As examples of unparalleled self-insight and subtle self-analysis, Rousseau's last works, his posthumously published autobiographical Confessions (1782–9) and Rêveries du promeneur solitaire (1782: Reveries of the Solitary Walker) are landmarks of the literature of personal revelation.

From the Oxford Companion to English Literature

Smith, Adam (1723–90)

Scottish moral philosopher and political economist, born in Kirkcaldy and educated at Glasgow University (where he was taught by Francis Hutcheson) and Balliol College, Oxford. His public lectures on rhetoric and belles‐lettres in Edinburgh from 1748 to 1751 won him the friendship of Hugh BlairAdam Ferguson, and David Hume. He was appointed professor of logic at Glasgow in 1751, moving to the chair of moral philosophy the following year. His contributions to the original Edinburgh Review (1755–6) included a respectful but critical assessment of Samuel Johnson's Dictionary. In 1759 he published The Theory of Moral Sentiments, and five years later resigned his professorship to accompany the young duke of Buccleuch as tutor to France, Switzerland, and Germany. While in Europe he met Voltaire and other Philosophes, and renewed an existing acquaintance with Benjamin Franklin. In 1766 he returned to Kirkcaldy to devote himself to the preparation ofAn Inquiry into the Nature and Causes of the Wealth of Nations, published in 1776 at the end of a three‐year sojourn in London (during the course of which he had been admitted to the Royal Society and the Club). The argument of The Wealth of Nations that conventional ‘mercantilist’ policies restricted growth and perpetuated poverty revolutionized economic theory and (in due course) governmental practice. Most of Smith's voluminous and various manuscript writings were destroyed, in accordance with his instructions, on his death. Essays on Philosophical Subjects (1795) collected what was left.

From the Oxford Companion to English Literature

Voltaire (1694–1778) Pseudonym of François‐Marie Arouet, prolific French poet, dramatist, historian, satirist, fiction writer, polemicist, thinker, critic, 

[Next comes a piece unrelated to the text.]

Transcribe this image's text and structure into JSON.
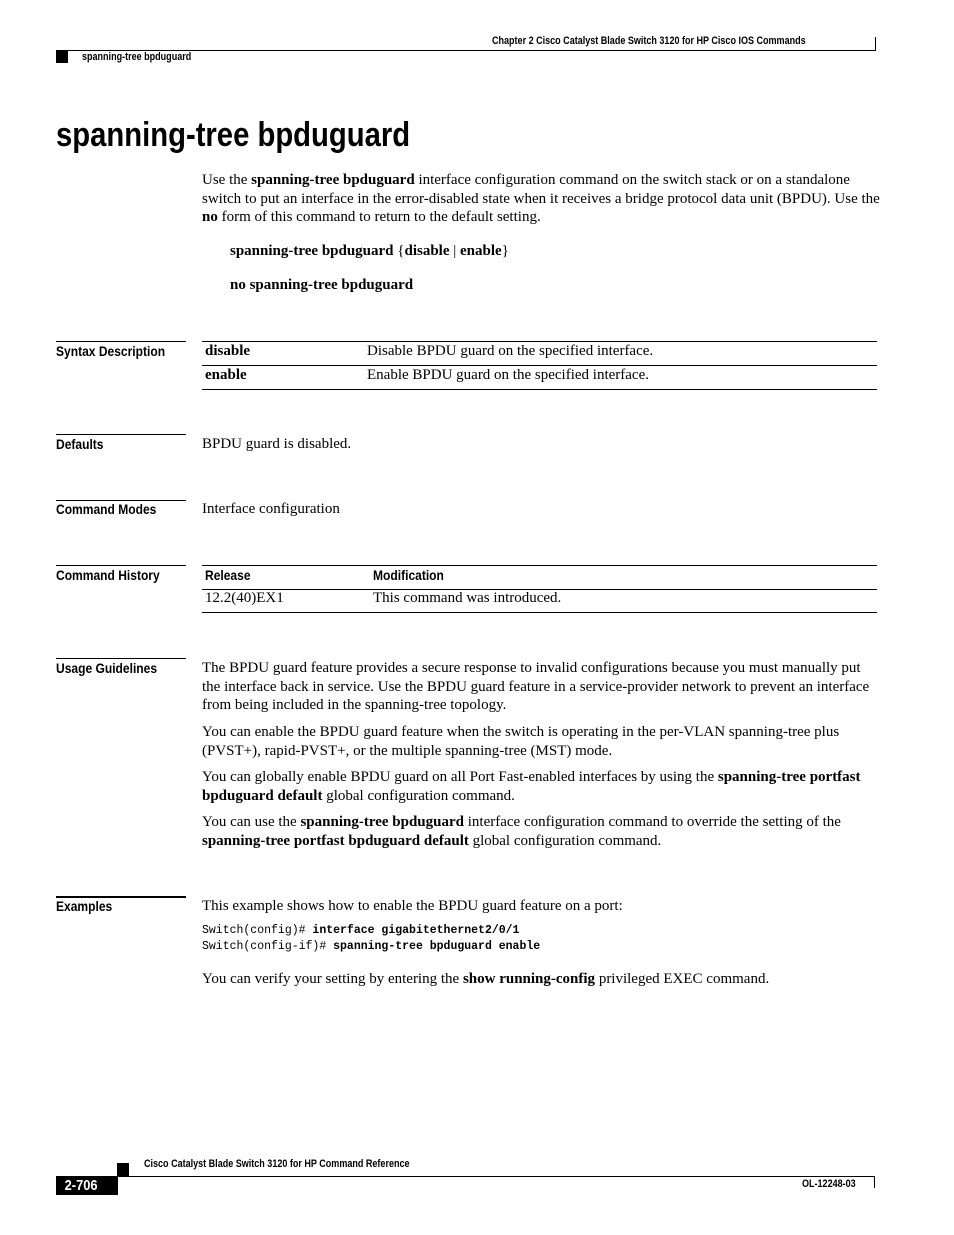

and correspondent. He was the universal genius of the Enlightenment. He made his name as a tragic dramatist, writing some 30 tragedies, from Œdipe (1718: Oedipus) to Irène (1778), and as a poet, publishing La Ligue (1723:The League; later retitled La Henriade, 1728), his epic poem about Henri de Navarre. Following early imprisonment in the Bastille for his satirical verse (1717–18), he spent a period in exile in England (1726–8), which inspired his first great prose work, the controversial Lettres philosophiques (1734: Philosophical Letters), the first edition of which was in English (1733), and which creates a satirical contrast between the liberty and tolerance of England and the abuses of the French ancien régime. Thereafter Voltaire spent most of his life away from Paris, staying first in Champagne with Madame Du Châtelet, subsequently in Berlin with Frederick II, and finally at Ferney, near Geneva. His other prose works include his histories, which won the admiration of Hugh Blair, notably Le Siècle de Louis XIV (1751: The Century of Louis XIV), which disregards providence as an explanatory principle, seeking instead evidence of social and moral progress, and his philosophical tales, most famously Candide (1759), in which his wit, the concision of his style, and the precision of his mind are put to the service of satirizing philosophical systems which take no account of the reality of evil and suffering in the world. His championing of justice and tolerance and his mockery of the cruelty and obscurantism of the civil and ecclesiastical establishments were relentless from the late 1750s onwards, symbolized by his campaign to ‘écraser l'Infâme’ (‘crush Infamy’). This was the source of both his persecution and his immense international prestige. Most of his works were translated into English as they appeared (Candide, for instance, was translated twice in 1759 alone); there were also English collected works, in particular the 35‐volume edition masterminded by Tobias Smollett and Thomas Francklin (1721–84), which began to appear in 1761. 

From the Oxford Companion to English Literature